Operations are due to begin imminently at the new terminal, although it is expected to take some months for all activities at the existing terminal to complete the transfer.

The fate of the old building is yet to be decide but it is likely to be taken over by the Sierra Leone Armed Forces as the headquarters of all military air operations.

Sierra Leone Freetown International Airport construction


Aviation began in Sierra Leone when it was a British colony with the first airfield constructed close to Freetown at a town called Hastings in the 1920s.

During the Second World War Sunderland flying boats from 95 Squadron Royal Air Force were based at a nearby seaside village called Jui, taking off and landing on the sheltered waters of the Sierra Leone River estuary for anti-submarine operations in the Atlantic.

RAF activity was then so busy a new fighter squadron, designated 128 Squadron Royal Air Force, was formed at the Hastings airbase to protect the submarine hunters.
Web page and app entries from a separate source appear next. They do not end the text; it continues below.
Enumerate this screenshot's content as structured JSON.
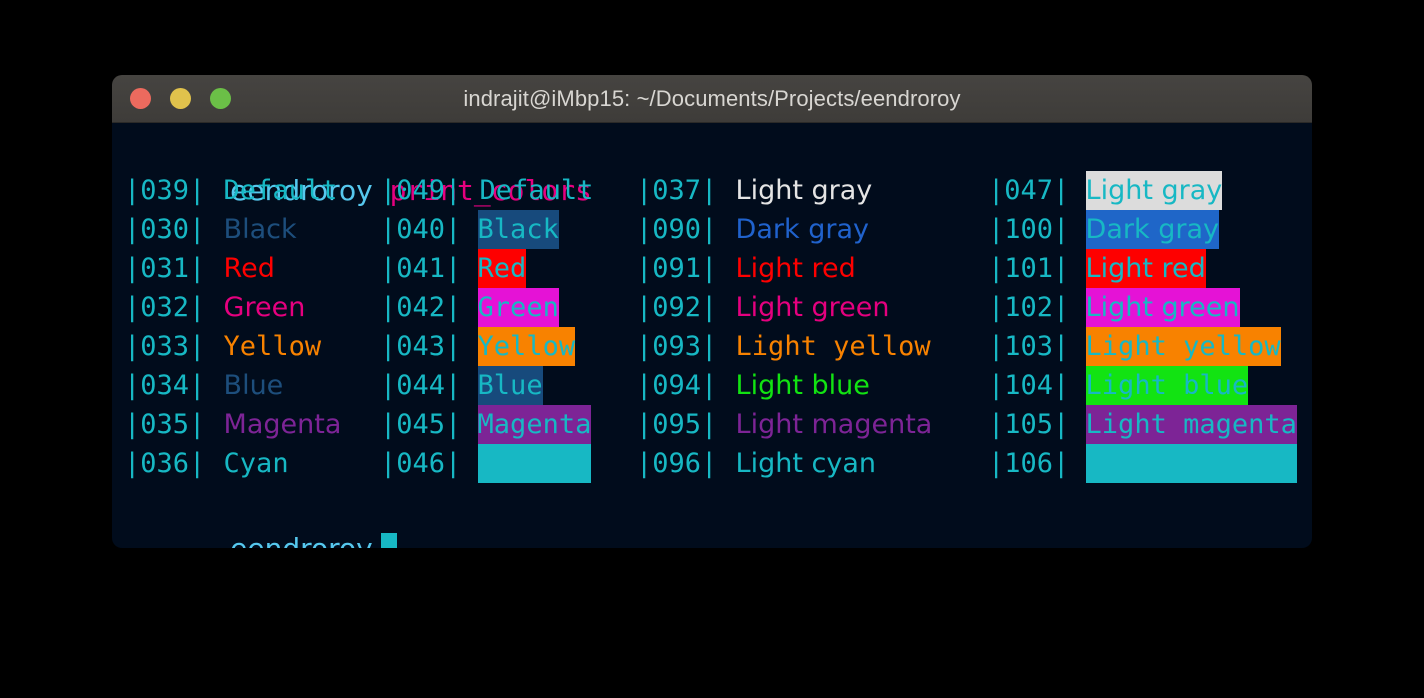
{
  "window": {
    "title": "indrajit@iMbp15: ~/Documents/Projects/eendroroy",
    "buttons": {
      "close_label": "",
      "minimize_label": "",
      "maximize_label": ""
    }
  },
  "terminal": {
    "background": "#010c1c",
    "command_line": {
      "prompt": "eendroroy",
      "prompt_color": "#56c8ee",
      "command": "print_colors",
      "command_color": "#e5007f"
    },
    "prompt_line": {
      "prompt": "eendroroy",
      "prompt_color": "#56c8ee",
      "cursor": "█",
      "cursor_color": "#17b8c4"
    },
    "index_color": "#17b8c4",
    "rows": [
      {
        "col0": {
          "index": "|039|",
          "label": "Default",
          "fg": "#17b8c4",
          "bg": null,
          "font": "mono"
        },
        "col1": {
          "index": "|049|",
          "label": "Default",
          "fg": "#17b8c4",
          "bg": null,
          "font": "mono"
        },
        "col2": {
          "index": "|037|",
          "label": "Light gray",
          "fg": "#e5e5e5",
          "bg": null,
          "font": "prop"
        },
        "col3": {
          "index": "|047|",
          "label": "Light gray",
          "fg": "#17b8c4",
          "bg": "#dcdcdc",
          "font": "prop"
        }
      },
      {
        "col0": {
          "index": "|030|",
          "label": "Black",
          "fg": "#1d4e7c",
          "bg": null,
          "font": "prop"
        },
        "col1": {
          "index": "|040|",
          "label": "Black",
          "fg": "#17b8c4",
          "bg": "#174a7c",
          "font": "mono"
        },
        "col2": {
          "index": "|090|",
          "label": "Dark gray",
          "fg": "#2062cc",
          "bg": null,
          "font": "prop"
        },
        "col3": {
          "index": "|100|",
          "label": "Dark gray",
          "fg": "#17b8c4",
          "bg": "#1f66c8",
          "font": "prop"
        }
      },
      {
        "col0": {
          "index": "|031|",
          "label": "Red",
          "fg": "#fe0000",
          "bg": null,
          "font": "prop"
        },
        "col1": {
          "index": "|041|",
          "label": "Red",
          "fg": "#17b8c4",
          "bg": "#fe0000",
          "font": "mono"
        },
        "col2": {
          "index": "|091|",
          "label": "Light red",
          "fg": "#fe0000",
          "bg": null,
          "font": "prop"
        },
        "col3": {
          "index": "|101|",
          "label": "Light red",
          "fg": "#17b8c4",
          "bg": "#fe0000",
          "font": "prop"
        }
      },
      {
        "col0": {
          "index": "|032|",
          "label": "Green",
          "fg": "#e5007f",
          "bg": null,
          "font": "prop"
        },
        "col1": {
          "index": "|042|",
          "label": "Green",
          "fg": "#17b8c4",
          "bg": "#e512d6",
          "font": "mono"
        },
        "col2": {
          "index": "|092|",
          "label": "Light green",
          "fg": "#e5007f",
          "bg": null,
          "font": "prop"
        },
        "col3": {
          "index": "|102|",
          "label": "Light green",
          "fg": "#17b8c4",
          "bg": "#e512d6",
          "font": "prop"
        }
      },
      {
        "col0": {
          "index": "|033|",
          "label": "Yellow",
          "fg": "#f88200",
          "bg": null,
          "font": "mono"
        },
        "col1": {
          "index": "|043|",
          "label": "Yellow",
          "fg": "#17b8c4",
          "bg": "#f88200",
          "font": "mono"
        },
        "col2": {
          "index": "|093|",
          "label": "Light yellow",
          "fg": "#f88200",
          "bg": null,
          "font": "mono"
        },
        "col3": {
          "index": "|103|",
          "label": "Light yellow",
          "fg": "#17b8c4",
          "bg": "#f88200",
          "font": "mono"
        }
      },
      {
        "col0": {
          "index": "|034|",
          "label": "Blue",
          "fg": "#1d4e7c",
          "bg": null,
          "font": "prop"
        },
        "col1": {
          "index": "|044|",
          "label": "Blue",
          "fg": "#17b8c4",
          "bg": "#174a7c",
          "font": "mono"
        },
        "col2": {
          "index": "|094|",
          "label": "Light blue",
          "fg": "#12e312",
          "bg": null,
          "font": "prop"
        },
        "col3": {
          "index": "|104|",
          "label": "Light blue",
          "fg": "#17b8c4",
          "bg": "#12e312",
          "font": "mono"
        }
      },
      {
        "col0": {
          "index": "|035|",
          "label": "Magenta",
          "fg": "#7d2496",
          "bg": null,
          "font": "prop"
        },
        "col1": {
          "index": "|045|",
          "label": "Magenta",
          "fg": "#17b8c4",
          "bg": "#7d2496",
          "font": "mono"
        },
        "col2": {
          "index": "|095|",
          "label": "Light magenta",
          "fg": "#7d2496",
          "bg": null,
          "font": "prop"
        },
        "col3": {
          "index": "|105|",
          "label": "Light magenta",
          "fg": "#17b8c4",
          "bg": "#7d2496",
          "font": "mono"
        }
      },
      {
        "col0": {
          "index": "|036|",
          "label": "Cyan",
          "fg": "#17b8c4",
          "bg": null,
          "font": "mono"
        },
        "col1": {
          "index": "|046|",
          "label": "       ",
          "fg": "#17b8c4",
          "bg": "#17b8c4",
          "font": "mono"
        },
        "col2": {
          "index": "|096|",
          "label": "Light cyan",
          "fg": "#17b8c4",
          "bg": null,
          "font": "prop"
        },
        "col3": {
          "index": "|106|",
          "label": "             ",
          "fg": "#17b8c4",
          "bg": "#17b8c4",
          "font": "mono"
        }
      }
    ]
  }
}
Having outgrown Hastings the decision was taken to build a large airbase on the other side of the river at Lungi which had no space constraints. It was that RAF airfield that grew into Freetown International Airport of today.

The RAF returned in 2000 with Operation Palliser, the decisive military intervention by Britain to end Sierra Leone’s civil war of the 1990s. RAF Hercules flew British paratroopers to secure Freetown International Airport in the opening hours of the operation.

A combined United Nations and British army unit deployed to protect the airport at a perimeter village called Lungi Loi stopped a rebel patrol from advancing in a brief firefight in May 2000.

RAF Chinook heavy-lift helicopters also arrived at Lungi airport to move troops, civilian evacuees and UN peacekeepers in a series of operations credited with bringing an end to the war.

When the war eventually ended in 2002 an official event was held close to the airport at the Lungi Garrison when 3,000 rebel weapons were ceremoniously burned and Sierra Leone’s then president, Ahmed Tejan Kabbah, famously declared the war was over in the Krio language of Sierra Leone: “the war dun dun’’, he said.

All images credited to Sierra Leone/Freetown International Airport